Zimbabwe court frees on bail US health workers
A magistrate ordered the six health workers, who included a New Zealand national and a Zimbabwean, to pay a $200 bail and to reappear in court on Sept. 27. They could face a fine and deportation if convicted. The court ordered them to surrender their passports and live at their Mother of Peace Orphanage outside Harare until their trial.
The six are also accused of distributing AIDS medications without a pharmacist’s supervision or a license.
U.S. embassy officials said the group pleaded innocent to the charges related to their work at two clinics, one in Harare and the other in Mutoko, 160 kilometers (100 miles) northeast of Harare.
The California church that sponsors their work says the church has been working in Zimbabwe for more than a decade and that this is the first time licensing questions have been raised.
American citizens Gloria Cox Crowell, 48, Dr. Anthony Eugene Jones, 39, Gregory Renard Miller, 64 and David Greenburg, 62, were thronged by children and family members from their Christian congregation as the left the courthouse. In emotional scenes, children ran up to hug the six health workers. Earlier inside the hearing, patients’ faces were wet with tears.
The six were arrested Friday and spent three nights in notoriously cramped and filthy cells in the main Harare police station. They appeared in court Monday in the green and blue medical staff uniforms they wore on being arrested.
Defense attorney Jonathan Samukange described the alleged offenses as minor. He said in the past week the professional medical team had treated more than 3,000 patients.
“They were arrested in the scope of their duty. I am very embarrassed by the actions of our government in arresting people who are doing charity work. They are Christians … not criminals,” he said.
He said they had not been ill-treated by police while in custody.
The Americans belong to the Christian volunteer health service of the Allen Temple AIDS Ministry based in Oakland, California, and comprise one doctor, two nurses and a community volunteer.
In a decade of political turmoil and economic meltdown, Zimbabwe’s public health services largely collapsed, leading to acute shortages of equipment and medicines, including AIDS medication.

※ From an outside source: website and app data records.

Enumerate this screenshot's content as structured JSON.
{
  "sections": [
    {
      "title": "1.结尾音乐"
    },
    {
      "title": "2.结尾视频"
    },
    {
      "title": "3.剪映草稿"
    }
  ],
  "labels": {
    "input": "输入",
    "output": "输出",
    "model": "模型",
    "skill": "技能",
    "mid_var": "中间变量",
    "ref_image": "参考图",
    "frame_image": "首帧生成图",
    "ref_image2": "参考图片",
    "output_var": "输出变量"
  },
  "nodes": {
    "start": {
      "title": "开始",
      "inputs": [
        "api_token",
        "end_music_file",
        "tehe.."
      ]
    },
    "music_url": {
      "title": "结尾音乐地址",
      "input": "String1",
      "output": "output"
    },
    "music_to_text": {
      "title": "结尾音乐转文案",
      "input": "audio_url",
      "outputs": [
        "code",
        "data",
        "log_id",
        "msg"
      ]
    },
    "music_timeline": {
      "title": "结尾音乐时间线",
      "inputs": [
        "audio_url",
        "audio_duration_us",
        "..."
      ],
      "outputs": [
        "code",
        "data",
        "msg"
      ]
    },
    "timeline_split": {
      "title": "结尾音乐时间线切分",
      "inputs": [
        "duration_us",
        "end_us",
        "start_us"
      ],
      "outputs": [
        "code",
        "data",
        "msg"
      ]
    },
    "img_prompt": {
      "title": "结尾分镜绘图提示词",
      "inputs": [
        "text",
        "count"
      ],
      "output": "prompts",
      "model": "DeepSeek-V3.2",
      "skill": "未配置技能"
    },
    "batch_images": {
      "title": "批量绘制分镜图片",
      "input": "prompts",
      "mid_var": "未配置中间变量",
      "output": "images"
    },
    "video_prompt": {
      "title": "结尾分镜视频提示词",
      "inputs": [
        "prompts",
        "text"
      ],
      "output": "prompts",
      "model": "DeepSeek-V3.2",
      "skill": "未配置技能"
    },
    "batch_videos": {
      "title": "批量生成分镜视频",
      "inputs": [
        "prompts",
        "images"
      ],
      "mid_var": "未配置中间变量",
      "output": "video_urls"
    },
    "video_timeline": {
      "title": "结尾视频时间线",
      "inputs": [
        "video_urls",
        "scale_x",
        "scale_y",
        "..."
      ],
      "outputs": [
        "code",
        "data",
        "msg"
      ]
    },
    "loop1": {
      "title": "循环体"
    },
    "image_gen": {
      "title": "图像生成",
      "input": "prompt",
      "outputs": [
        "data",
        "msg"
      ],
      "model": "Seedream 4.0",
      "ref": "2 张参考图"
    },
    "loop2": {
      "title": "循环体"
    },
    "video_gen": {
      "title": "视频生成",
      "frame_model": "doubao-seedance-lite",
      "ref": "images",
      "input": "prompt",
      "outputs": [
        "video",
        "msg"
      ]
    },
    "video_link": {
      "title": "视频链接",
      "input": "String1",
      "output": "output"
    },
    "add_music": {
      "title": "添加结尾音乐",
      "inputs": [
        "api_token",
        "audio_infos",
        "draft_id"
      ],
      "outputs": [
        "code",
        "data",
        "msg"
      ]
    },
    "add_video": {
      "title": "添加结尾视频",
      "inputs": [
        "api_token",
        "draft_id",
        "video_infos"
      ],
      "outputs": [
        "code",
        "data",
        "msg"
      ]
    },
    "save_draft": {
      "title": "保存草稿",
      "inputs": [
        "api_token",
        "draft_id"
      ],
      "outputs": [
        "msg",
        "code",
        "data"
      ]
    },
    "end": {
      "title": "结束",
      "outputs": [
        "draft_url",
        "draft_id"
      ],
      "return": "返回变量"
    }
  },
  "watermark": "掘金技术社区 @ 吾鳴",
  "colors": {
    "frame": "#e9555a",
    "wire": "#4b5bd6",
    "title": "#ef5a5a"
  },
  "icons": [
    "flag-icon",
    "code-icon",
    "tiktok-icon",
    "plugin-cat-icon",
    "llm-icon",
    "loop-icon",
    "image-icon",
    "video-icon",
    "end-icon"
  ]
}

A fraction of impoverished AIDS sufferers receive the antiretroviral medication they need from public health facilities.